British tabloid The Sun overhauled its loyalty program 18 months ago. Since then, it has grown to 800,000 members, enough for it to use the data on its most loyal audience to inform other parts of its business, like driving more branded content deals, affiliate and in-app ad revenue. The loyalty program was originally built to reward readers through discount vouchers when the publication still had a paywall, but only ever amassed around 30,000 members, according to the company. The publisher learned giving away easily accessible discounts doesn’t lead to long-term loyalty. In July 2017, the program was upgraded to offer members daily digital voucher codes, which can be spent with The Sun’s partners like travel operator Haven and hotel and attraction company Merlin Entertainments. The Sun Hols, a promotion the publication runs three times a year where members pay £9.50 for a holiday, is the biggest driver in getting people to buy copies of The Sun and sign up to the loyalty program.


The 5-15 is an easy technique to improve communication at your company (Quartz)

The “5-15” works like this: Each week, everyone on a team spends 15 minutes writing feedback in a templated report sent to the team’s manager. The manager takes five minutes to read and respond to each report, and 15 minutes to collate their own feedback for their manager. This continues up the chain. The beauty of the process is its simplicity and swiftness, but also the format, which allows those who might find it hard to bring up an issue in a one-on-one meeting to air it in a “safe space.” Sarah Marshall, head of audience growth for Vogue International, says the 5-15 has helped her manage her team of 10 effectively. She enjoys reading the achievements of her team and will try to solve challenges then and there, if she can.

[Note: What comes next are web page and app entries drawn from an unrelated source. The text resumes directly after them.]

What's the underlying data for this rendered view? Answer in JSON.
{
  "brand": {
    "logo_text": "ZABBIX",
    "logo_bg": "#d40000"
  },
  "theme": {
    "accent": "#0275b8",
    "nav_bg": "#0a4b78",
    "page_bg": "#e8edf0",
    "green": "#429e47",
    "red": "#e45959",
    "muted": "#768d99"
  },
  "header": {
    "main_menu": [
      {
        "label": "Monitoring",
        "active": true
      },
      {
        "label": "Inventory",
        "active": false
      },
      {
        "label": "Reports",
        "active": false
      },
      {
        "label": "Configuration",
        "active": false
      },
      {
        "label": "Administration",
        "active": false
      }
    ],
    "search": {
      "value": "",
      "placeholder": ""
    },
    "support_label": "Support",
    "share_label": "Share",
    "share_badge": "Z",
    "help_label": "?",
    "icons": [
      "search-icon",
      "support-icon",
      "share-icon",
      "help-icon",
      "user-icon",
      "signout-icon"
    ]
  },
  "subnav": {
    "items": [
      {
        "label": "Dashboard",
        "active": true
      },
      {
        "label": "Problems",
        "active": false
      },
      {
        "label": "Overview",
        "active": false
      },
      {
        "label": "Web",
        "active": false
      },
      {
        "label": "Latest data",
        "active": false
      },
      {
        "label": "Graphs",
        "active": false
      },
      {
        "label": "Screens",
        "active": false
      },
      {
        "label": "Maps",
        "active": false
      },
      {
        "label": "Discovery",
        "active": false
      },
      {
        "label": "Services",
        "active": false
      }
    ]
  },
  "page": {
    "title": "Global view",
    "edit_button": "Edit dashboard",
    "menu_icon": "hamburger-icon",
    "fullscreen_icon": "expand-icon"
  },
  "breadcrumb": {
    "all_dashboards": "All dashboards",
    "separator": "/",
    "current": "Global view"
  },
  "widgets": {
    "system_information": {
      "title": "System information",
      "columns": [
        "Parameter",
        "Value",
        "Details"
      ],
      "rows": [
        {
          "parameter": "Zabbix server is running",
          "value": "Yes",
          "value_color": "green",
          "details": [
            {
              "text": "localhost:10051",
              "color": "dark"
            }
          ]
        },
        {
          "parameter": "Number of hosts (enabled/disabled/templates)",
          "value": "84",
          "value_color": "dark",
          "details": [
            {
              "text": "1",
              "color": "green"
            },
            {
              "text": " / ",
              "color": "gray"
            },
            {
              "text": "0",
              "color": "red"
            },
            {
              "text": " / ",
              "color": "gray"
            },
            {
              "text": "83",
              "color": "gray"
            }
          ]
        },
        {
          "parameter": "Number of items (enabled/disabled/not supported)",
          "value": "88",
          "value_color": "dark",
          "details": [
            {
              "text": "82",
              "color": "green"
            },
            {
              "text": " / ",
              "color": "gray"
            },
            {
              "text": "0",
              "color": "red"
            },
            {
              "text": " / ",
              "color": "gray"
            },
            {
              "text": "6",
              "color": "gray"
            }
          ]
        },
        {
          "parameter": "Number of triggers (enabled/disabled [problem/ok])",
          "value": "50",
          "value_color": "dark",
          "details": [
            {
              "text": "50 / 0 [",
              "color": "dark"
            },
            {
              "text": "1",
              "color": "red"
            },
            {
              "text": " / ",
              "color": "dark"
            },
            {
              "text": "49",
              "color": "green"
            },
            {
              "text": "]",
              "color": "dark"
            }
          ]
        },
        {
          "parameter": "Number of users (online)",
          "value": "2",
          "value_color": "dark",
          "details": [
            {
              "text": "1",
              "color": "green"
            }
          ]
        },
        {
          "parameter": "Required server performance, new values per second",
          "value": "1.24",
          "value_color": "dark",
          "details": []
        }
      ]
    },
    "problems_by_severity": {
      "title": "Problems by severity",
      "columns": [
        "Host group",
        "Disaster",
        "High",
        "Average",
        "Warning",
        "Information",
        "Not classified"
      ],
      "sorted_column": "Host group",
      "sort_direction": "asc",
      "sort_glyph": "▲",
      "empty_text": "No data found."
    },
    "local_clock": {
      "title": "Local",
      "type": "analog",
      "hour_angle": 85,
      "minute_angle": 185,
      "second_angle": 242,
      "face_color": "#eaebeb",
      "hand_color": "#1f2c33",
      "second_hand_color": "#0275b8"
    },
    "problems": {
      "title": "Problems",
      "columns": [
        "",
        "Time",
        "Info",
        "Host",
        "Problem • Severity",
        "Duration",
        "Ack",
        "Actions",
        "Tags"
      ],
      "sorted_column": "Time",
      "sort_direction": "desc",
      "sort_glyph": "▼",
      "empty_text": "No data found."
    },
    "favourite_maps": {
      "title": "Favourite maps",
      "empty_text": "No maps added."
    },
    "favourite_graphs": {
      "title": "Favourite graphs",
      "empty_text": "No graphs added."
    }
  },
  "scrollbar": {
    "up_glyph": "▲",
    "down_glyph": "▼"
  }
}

If not she includes them in her own “challenge” section. “As a manager I find it absolutely invaluable, because it highlights things I might have missed.”


Must writers be moral? Their contracts may require it (The New York Times)

Since the #MeToo revelations began unfolding in 2017, more publishers have been putting “morality clauses” in contracts, which allow them to back out of their obligations should authors bring down scandal and public condemnation upon themselves. While agents hate morality clauses because terms like “public condemnation” are vague and open to abuse, few writers are even aware that such a clause exists in their contracts’ fine print. “No person who is engaged in creative expressive activity should be signing one of these,” said Jeannie Suk Gersen, a Harvard Law School professor who writes regularly for The New Yorker. When the trigger for termination could be a Twitter storm or a letter-writing campaign, she said, “I think it would have a very significant chilling effect.”

+ Should journalists quote Facebook posts without permission? (RTDNA)


Campaign journalism needs an overhaul. Here’s one radical idea. (The Washington Post)

“As the presidential election season kicked off in earnest this month, it was obvious the media would do what it always has done: focus on personalities and electability; get distracted by gaffes and blow them way out of proportion,” writes Margaret Sullivan. Instead of the horse-race journalism that dominates election coverage, she suggests a “radical alternative”: News organizations should focus on what voters want and need to know — what the candidates stand for and how their policies might affect voters’ lives (and pocketbooks). “A very weird thing about horse race or ‘game’ coverage is it doesn’t answer to any identifiable need of the voter,” press critic Jay Rosen pointed out on his blog. “Predicting the winner? Is that success? Even if journalists could do that (and they can’t) it would not be much of a public service, would it?”   

+ For Chicago readers: ONA Chicago will host a session on “how to plan election coverage your audience actually wants” (MeetUp)